WHAT NEEDS TO BE DONE:
Reproduce the listing in full, exactly as written, but without images.

GIVEN RECORDS:
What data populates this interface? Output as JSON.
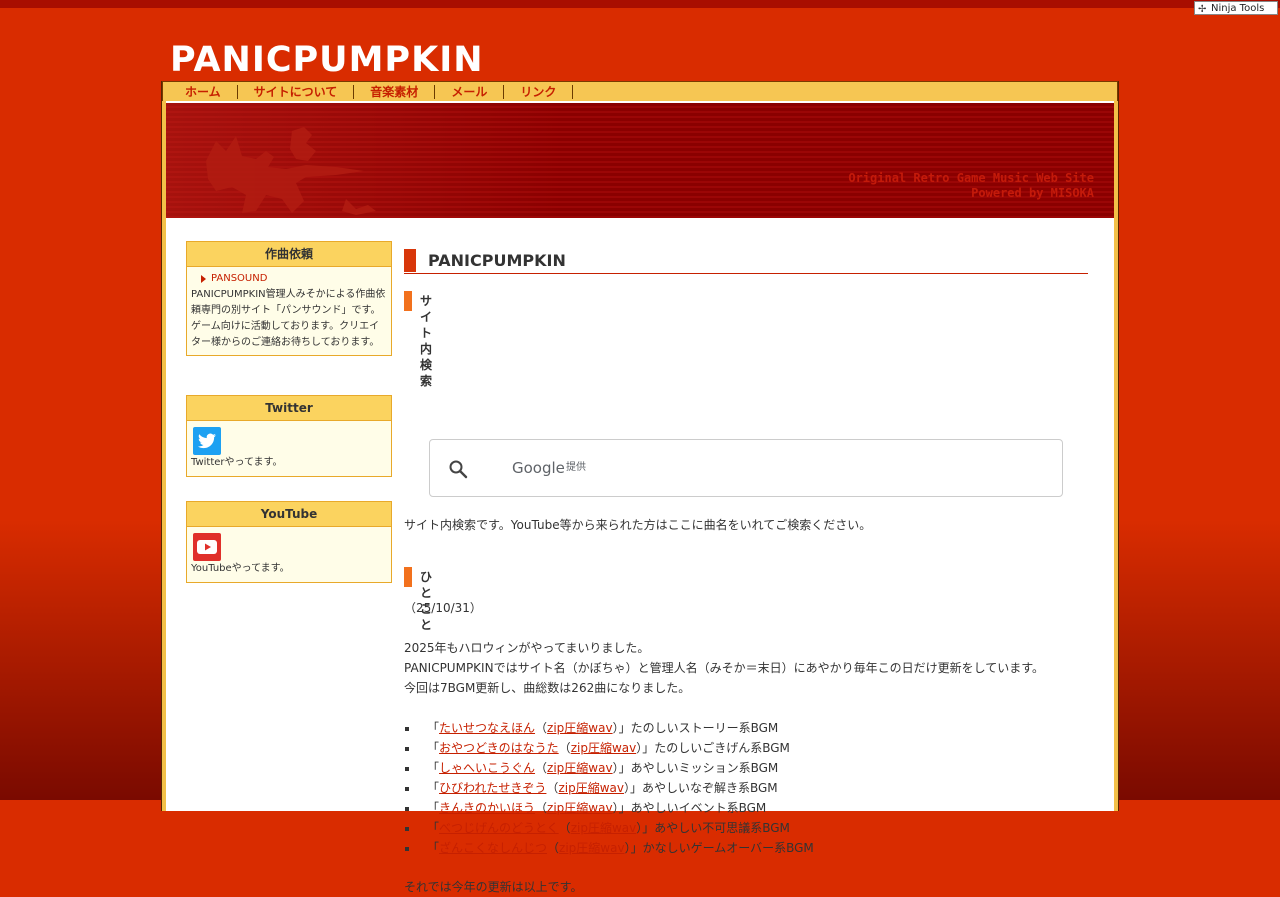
{
  "toolbar": {
    "ninja_tools": "Ninja Tools"
  },
  "site": {
    "title": "PANICPUMPKIN",
    "tagline_1": "Original Retro Game Music Web Site",
    "tagline_2": "Powered by MISOKA"
  },
  "nav": {
    "items": [
      {
        "label": "ホーム"
      },
      {
        "label": "サイトについて"
      },
      {
        "label": "音楽素材"
      },
      {
        "label": "メール"
      },
      {
        "label": "リンク"
      }
    ]
  },
  "sidebar": {
    "commission": {
      "title": "作曲依頼",
      "link": "PANSOUND",
      "text": "PANICPUMPKIN管理人みそかによる作曲依頼専門の別サイト「パンサウンド」です。ゲーム向けに活動しております。クリエイター様からのご連絡お待ちしております。"
    },
    "twitter": {
      "title": "Twitter",
      "text": "Twitterやってます。",
      "icon": "twitter-bird-icon"
    },
    "youtube": {
      "title": "YouTube",
      "text": "YouTubeやってます。",
      "icon": "youtube-play-icon"
    }
  },
  "main": {
    "heading": "PANICPUMPKIN",
    "search_section": {
      "heading": "サイト内検索",
      "google": "Google",
      "provided": "提供",
      "description": "サイト内検索です。YouTube等から来られた方はここに曲名をいれてご検索ください。"
    },
    "news": {
      "heading": "ひとこと",
      "date": "（25/10/31）",
      "line1": "2025年もハロウィンがやってまいりました。",
      "line2": "PANICPUMPKINではサイト名（かぼちゃ）と管理人名（みそか＝末日）にあやかり毎年この日だけ更新をしています。",
      "line3": "今回は7BGM更新し、曲総数は262曲になりました。",
      "tracks": [
        {
          "title": "たいせつなえほん",
          "download": "zip圧縮wav",
          "desc": "たのしいストーリー系BGM"
        },
        {
          "title": "おやつどきのはなうた",
          "download": "zip圧縮wav",
          "desc": "たのしいごきげん系BGM"
        },
        {
          "title": "しゃへいこうぐん",
          "download": "zip圧縮wav",
          "desc": "あやしいミッション系BGM"
        },
        {
          "title": "ひびわれたせきぞう",
          "download": "zip圧縮wav",
          "desc": "あやしいなぞ解き系BGM"
        },
        {
          "title": "きんきのかいほう",
          "download": "zip圧縮wav",
          "desc": "あやしいイベント系BGM"
        },
        {
          "title": "べつじげんのどうとく",
          "download": "zip圧縮wav",
          "desc": "あやしい不可思議系BGM"
        },
        {
          "title": "ざんこくなしんじつ",
          "download": "zip圧縮wav",
          "desc": "かなしいゲームオーバー系BGM"
        }
      ],
      "closing": "それでは今年の更新は以上です。"
    }
  },
  "colors": {
    "accent": "#c62000",
    "background": "#d92c00",
    "nav": "#f6c653",
    "banner": "#8a0000"
  }
}
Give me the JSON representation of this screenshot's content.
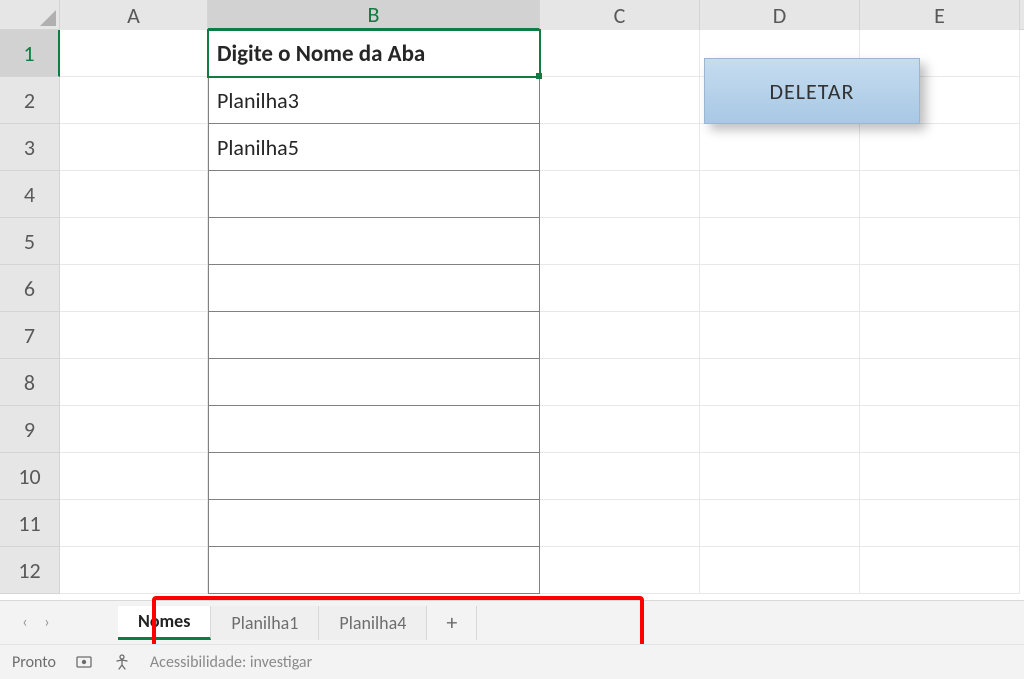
{
  "columns": [
    "A",
    "B",
    "C",
    "D",
    "E"
  ],
  "selected_column": "B",
  "selected_row": 1,
  "row_numbers": [
    1,
    2,
    3,
    4,
    5,
    6,
    7,
    8,
    9,
    10,
    11,
    12
  ],
  "table": {
    "header": "Digite o Nome da Aba",
    "rows": [
      "Planilha3",
      "Planilha5",
      "",
      "",
      "",
      "",
      "",
      "",
      "",
      "",
      ""
    ]
  },
  "button": {
    "label": "DELETAR"
  },
  "sheet_tabs": {
    "nav_prev": "‹",
    "nav_next": "›",
    "items": [
      {
        "label": "Nomes",
        "active": true
      },
      {
        "label": "Planilha1",
        "active": false
      },
      {
        "label": "Planilha4",
        "active": false
      }
    ],
    "add": "+"
  },
  "status": {
    "ready": "Pronto",
    "accessibility": "Acessibilidade: investigar"
  }
}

OUTPUT:
What data populates this interface? Output as JSON.
{
  "toolbar": {
    "ninja_tools": "Ninja Tools"
  },
  "site": {
    "title": "PANICPUMPKIN",
    "tagline_1": "Original Retro Game Music Web Site",
    "tagline_2": "Powered by MISOKA"
  },
  "nav": {
    "items": [
      {
        "label": "ホーム"
      },
      {
        "label": "サイトについて"
      },
      {
        "label": "音楽素材"
      },
      {
        "label": "メール"
      },
      {
        "label": "リンク"
      }
    ]
  },
  "sidebar": {
    "commission": {
      "title": "作曲依頼",
      "link": "PANSOUND",
      "text": "PANICPUMPKIN管理人みそかによる作曲依頼専門の別サイト「パンサウンド」です。ゲーム向けに活動しております。クリエイター様からのご連絡お待ちしております。"
    },
    "twitter": {
      "title": "Twitter",
      "text": "Twitterやってます。",
      "icon": "twitter-bird-icon"
    },
    "youtube": {
      "title": "YouTube",
      "text": "YouTubeやってます。",
      "icon": "youtube-play-icon"
    }
  },
  "main": {
    "heading": "PANICPUMPKIN",
    "search_section": {
      "heading": "サイト内検索",
      "google": "Google",
      "provided": "提供",
      "description": "サイト内検索です。YouTube等から来られた方はここに曲名をいれてご検索ください。"
    },
    "news": {
      "heading": "ひとこと",
      "date": "（25/10/31）",
      "line1": "2025年もハロウィンがやってまいりました。",
      "line2": "PANICPUMPKINではサイト名（かぼちゃ）と管理人名（みそか＝末日）にあやかり毎年この日だけ更新をしています。",
      "line3": "今回は7BGM更新し、曲総数は262曲になりました。",
      "tracks": [
        {
          "title": "たいせつなえほん",
          "download": "zip圧縮wav",
          "desc": "たのしいストーリー系BGM"
        },
        {
          "title": "おやつどきのはなうた",
          "download": "zip圧縮wav",
          "desc": "たのしいごきげん系BGM"
        },
        {
          "title": "しゃへいこうぐん",
          "download": "zip圧縮wav",
          "desc": "あやしいミッション系BGM"
        },
        {
          "title": "ひびわれたせきぞう",
          "download": "zip圧縮wav",
          "desc": "あやしいなぞ解き系BGM"
        },
        {
          "title": "きんきのかいほう",
          "download": "zip圧縮wav",
          "desc": "あやしいイベント系BGM"
        },
        {
          "title": "べつじげんのどうとく",
          "download": "zip圧縮wav",
          "desc": "あやしい不可思議系BGM"
        },
        {
          "title": "ざんこくなしんじつ",
          "download": "zip圧縮wav",
          "desc": "かなしいゲームオーバー系BGM"
        }
      ],
      "closing": "それでは今年の更新は以上です。"
    }
  },
  "colors": {
    "accent": "#c62000",
    "background": "#d92c00",
    "nav": "#f6c653",
    "banner": "#8a0000"
  }
}
Give me the JSON representation of this screenshot's content.
{
  "columns": [
    "A",
    "B",
    "C",
    "D",
    "E"
  ],
  "selected_column": "B",
  "selected_row": 1,
  "row_numbers": [
    1,
    2,
    3,
    4,
    5,
    6,
    7,
    8,
    9,
    10,
    11,
    12
  ],
  "table": {
    "header": "Digite o Nome da Aba",
    "rows": [
      "Planilha3",
      "Planilha5",
      "",
      "",
      "",
      "",
      "",
      "",
      "",
      "",
      ""
    ]
  },
  "button": {
    "label": "DELETAR"
  },
  "sheet_tabs": {
    "nav_prev": "‹",
    "nav_next": "›",
    "items": [
      {
        "label": "Nomes",
        "active": true
      },
      {
        "label": "Planilha1",
        "active": false
      },
      {
        "label": "Planilha4",
        "active": false
      }
    ],
    "add": "+"
  },
  "status": {
    "ready": "Pronto",
    "accessibility": "Acessibilidade: investigar"
  }
}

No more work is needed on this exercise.